Is a Wedding Ring Subject to Division in Divorce?

By Heather Frances J.D.

Unlike other pieces of jewelry, a wedding ring’s emotional value makes it a hot issue in many divorces. However, the law rarely considers emotions when it comes to property division, so your wedding and engagement rings typically are treated like any other property, even if they are family heirlooms. There are few clear-cut laws on this subject, so the result can vary between states and situations.

Length of the Marriage

Your ring’s importance may vary with the length of your marriage. Often, couples who divorce after a long-term marriage don’t argue over the ring, but couples who have been married only a short time may be more inclined to fight about who can keep the ring, especially if it was expensive to begin with. A spouse might be more likely to want his ring back after six months of marriage than he would be after many years. However, the length of the marriage rarely impacts the divorce court’s treatment of the ring.

Treatment as a Separate Asset

Typically, engagement and wedding rings are considered gifts from one spouse to the other, and gifts are usually considered to be the separate property of the receiving spouse, rather than marital property of both spouses. Since separate property is not usually subject to division by a divorce court, the value of your rings is not likely to be divided in your divorce.

Divorce is never easy, but we can help. Learn More

Appreciation

If the ring has appreciated in value during your marriage, the appreciation might be divisible even if the ring itself is not. Of course, it’s unlikely the court will order the ring to be cut in half, so the ring may have to be sold, or other marital assets may be taken to balance out the value owed to the giving spouse. If you want to try to categorize your spouse’s ring or the appreciation as a marital asset, you probably will have to have the ring appraised to determine its value.

Family Heirlooms
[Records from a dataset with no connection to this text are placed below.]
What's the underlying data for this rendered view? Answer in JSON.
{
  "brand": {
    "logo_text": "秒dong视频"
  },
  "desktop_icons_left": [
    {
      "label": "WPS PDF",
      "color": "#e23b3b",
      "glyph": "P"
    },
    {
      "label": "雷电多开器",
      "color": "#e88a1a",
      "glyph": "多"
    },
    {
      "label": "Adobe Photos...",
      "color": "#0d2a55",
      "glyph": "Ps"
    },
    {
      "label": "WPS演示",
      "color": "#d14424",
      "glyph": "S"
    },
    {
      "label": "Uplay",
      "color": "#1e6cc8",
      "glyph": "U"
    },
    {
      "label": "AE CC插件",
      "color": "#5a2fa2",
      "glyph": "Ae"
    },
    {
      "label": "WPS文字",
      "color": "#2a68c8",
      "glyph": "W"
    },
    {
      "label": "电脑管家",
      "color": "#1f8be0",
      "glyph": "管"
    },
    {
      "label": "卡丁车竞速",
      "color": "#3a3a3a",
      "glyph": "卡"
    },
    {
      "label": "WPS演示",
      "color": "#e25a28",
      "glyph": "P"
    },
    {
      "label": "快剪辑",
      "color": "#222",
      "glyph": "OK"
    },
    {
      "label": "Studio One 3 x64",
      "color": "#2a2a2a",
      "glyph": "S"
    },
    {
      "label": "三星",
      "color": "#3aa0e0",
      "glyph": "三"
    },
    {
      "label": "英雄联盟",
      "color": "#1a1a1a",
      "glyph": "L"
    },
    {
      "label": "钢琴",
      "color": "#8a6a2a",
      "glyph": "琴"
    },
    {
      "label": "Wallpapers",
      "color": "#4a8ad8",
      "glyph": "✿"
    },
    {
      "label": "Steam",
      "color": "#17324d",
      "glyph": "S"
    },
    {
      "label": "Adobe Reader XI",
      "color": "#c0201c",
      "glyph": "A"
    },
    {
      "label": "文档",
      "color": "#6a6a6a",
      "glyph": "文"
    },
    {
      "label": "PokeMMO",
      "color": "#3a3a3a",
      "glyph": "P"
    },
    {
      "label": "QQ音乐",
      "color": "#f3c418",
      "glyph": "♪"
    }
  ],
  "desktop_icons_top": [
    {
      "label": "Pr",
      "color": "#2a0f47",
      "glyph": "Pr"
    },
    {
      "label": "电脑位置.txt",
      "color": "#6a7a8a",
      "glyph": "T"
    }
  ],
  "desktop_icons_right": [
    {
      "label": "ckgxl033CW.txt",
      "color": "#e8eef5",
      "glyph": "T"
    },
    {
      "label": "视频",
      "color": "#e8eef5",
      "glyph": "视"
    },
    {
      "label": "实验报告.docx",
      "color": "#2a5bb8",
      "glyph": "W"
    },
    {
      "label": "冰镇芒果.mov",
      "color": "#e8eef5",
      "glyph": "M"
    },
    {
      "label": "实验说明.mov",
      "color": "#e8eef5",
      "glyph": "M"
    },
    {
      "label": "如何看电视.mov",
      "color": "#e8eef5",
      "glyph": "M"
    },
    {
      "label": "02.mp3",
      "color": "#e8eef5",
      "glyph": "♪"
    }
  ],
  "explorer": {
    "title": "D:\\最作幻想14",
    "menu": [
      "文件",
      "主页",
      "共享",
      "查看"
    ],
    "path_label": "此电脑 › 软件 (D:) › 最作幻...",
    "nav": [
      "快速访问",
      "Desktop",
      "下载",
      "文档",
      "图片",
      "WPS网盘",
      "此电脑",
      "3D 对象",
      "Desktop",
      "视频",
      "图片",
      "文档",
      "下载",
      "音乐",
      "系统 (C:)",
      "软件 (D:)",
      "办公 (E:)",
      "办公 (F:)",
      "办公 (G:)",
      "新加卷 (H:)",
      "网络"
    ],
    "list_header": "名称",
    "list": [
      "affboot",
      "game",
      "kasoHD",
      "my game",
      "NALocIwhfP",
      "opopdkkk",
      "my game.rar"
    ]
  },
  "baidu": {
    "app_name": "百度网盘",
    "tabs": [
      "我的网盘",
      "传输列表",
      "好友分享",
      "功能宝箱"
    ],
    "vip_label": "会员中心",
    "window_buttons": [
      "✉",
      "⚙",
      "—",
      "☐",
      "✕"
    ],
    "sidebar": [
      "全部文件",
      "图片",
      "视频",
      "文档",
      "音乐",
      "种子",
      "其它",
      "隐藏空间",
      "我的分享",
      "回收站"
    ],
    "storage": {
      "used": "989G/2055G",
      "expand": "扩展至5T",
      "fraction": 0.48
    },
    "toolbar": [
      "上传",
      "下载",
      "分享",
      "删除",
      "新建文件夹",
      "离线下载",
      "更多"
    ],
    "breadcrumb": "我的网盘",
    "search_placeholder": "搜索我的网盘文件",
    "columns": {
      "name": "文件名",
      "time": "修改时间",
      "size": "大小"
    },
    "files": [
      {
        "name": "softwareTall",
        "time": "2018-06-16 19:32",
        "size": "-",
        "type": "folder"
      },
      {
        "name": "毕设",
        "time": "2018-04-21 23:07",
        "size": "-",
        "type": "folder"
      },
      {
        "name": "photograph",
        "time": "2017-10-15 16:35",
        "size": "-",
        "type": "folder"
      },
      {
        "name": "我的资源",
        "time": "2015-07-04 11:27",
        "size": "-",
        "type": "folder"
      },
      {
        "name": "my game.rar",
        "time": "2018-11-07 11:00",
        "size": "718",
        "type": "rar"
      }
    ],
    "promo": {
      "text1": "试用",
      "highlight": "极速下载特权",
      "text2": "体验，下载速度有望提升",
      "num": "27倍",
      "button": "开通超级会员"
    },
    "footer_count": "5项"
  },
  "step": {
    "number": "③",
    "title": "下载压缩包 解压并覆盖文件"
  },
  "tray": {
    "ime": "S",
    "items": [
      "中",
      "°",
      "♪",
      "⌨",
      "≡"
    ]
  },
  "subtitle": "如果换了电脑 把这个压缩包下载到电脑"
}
Sometimes, the wedding or engagement ring given from one spouse to another is a family heirloom that carries more sentimental value than monetary value. Unfortunately, your state may not consider the emotional value of the ring, so the ring will be treated the same whether or not it is an heirloom. However, some courts do treat heirlooms differently and will order the return of a ring that was a family heirloom rather than a purchased one.

Divorce is never easy, but we can help. Learn More
Do You Legally Have to Return the Engagement Ring if Getting Divorced?
 

References

Related articles

Tangible Property in Divorce

Tangible property is anything you can touch, including vehicles, houses and family photos. In a divorce, all tangible property that is part of the marital estate is subject to division during a divorce. Dividing up tangible property acquired during years of marriage can intensify emotional stress and drive up legal fees. Deciding what to do with the family home can be difficult, but it is easy to put a dollar value on it by having it appraised. Deciding who gets to keep sentimental items that might not be worth a lot of money can sometimes be more difficult.

How to Determine the Value of Possessions in a Divorce

During a marriage, it is easy to accumulate a lot of stuff. Both real and personal property are typically purchased jointly by married couples, so when the couple decides to divorce, all these items must be divided between them. Courts encourage couples to come to their own agreements about how to divide property and many do so. Methods of valuation vary depending on the nature of the property and whether your and your spouse are negotiating a settlement agreement or preparing for trial.

Are Ohio Divorce Laws Different After 10 Years of Marriage?

Long marriages often have more complex issues involving property division, child custody, child support and alimony than shorter marriages because couples have had more time to accumulate assets together. Ohio does not have any laws that specifically address divorces after marriages of 10 years or longer, but the length of a marriage can impact certain aspects of divorce settlement in Ohio, particularly property division and alimony.

Get Divorced Online

Related articles

Jewelry in a Divorce

Jewelry, especially wedding and engagement rings, can be important symbols of a marriage as well as valuable assets, so ...

Does a Spouse Get Increased Value in an Inherited Home in Divorce?

There are few black-and-white answers when it comes to inherited property in divorce. An inherited asset starts out ...

How Are Assets Divided in Michigan During a Divorce?

In community property states, the law demands that courts divide marital property 50/50 when couples divorce. In ...

How to Divide Money in a Divorce

Disputes over money can often lead to the breakup of a marriage, and when they occur, these disputes commonly persist ...

Browse by category
Ready to Begin? GET STARTED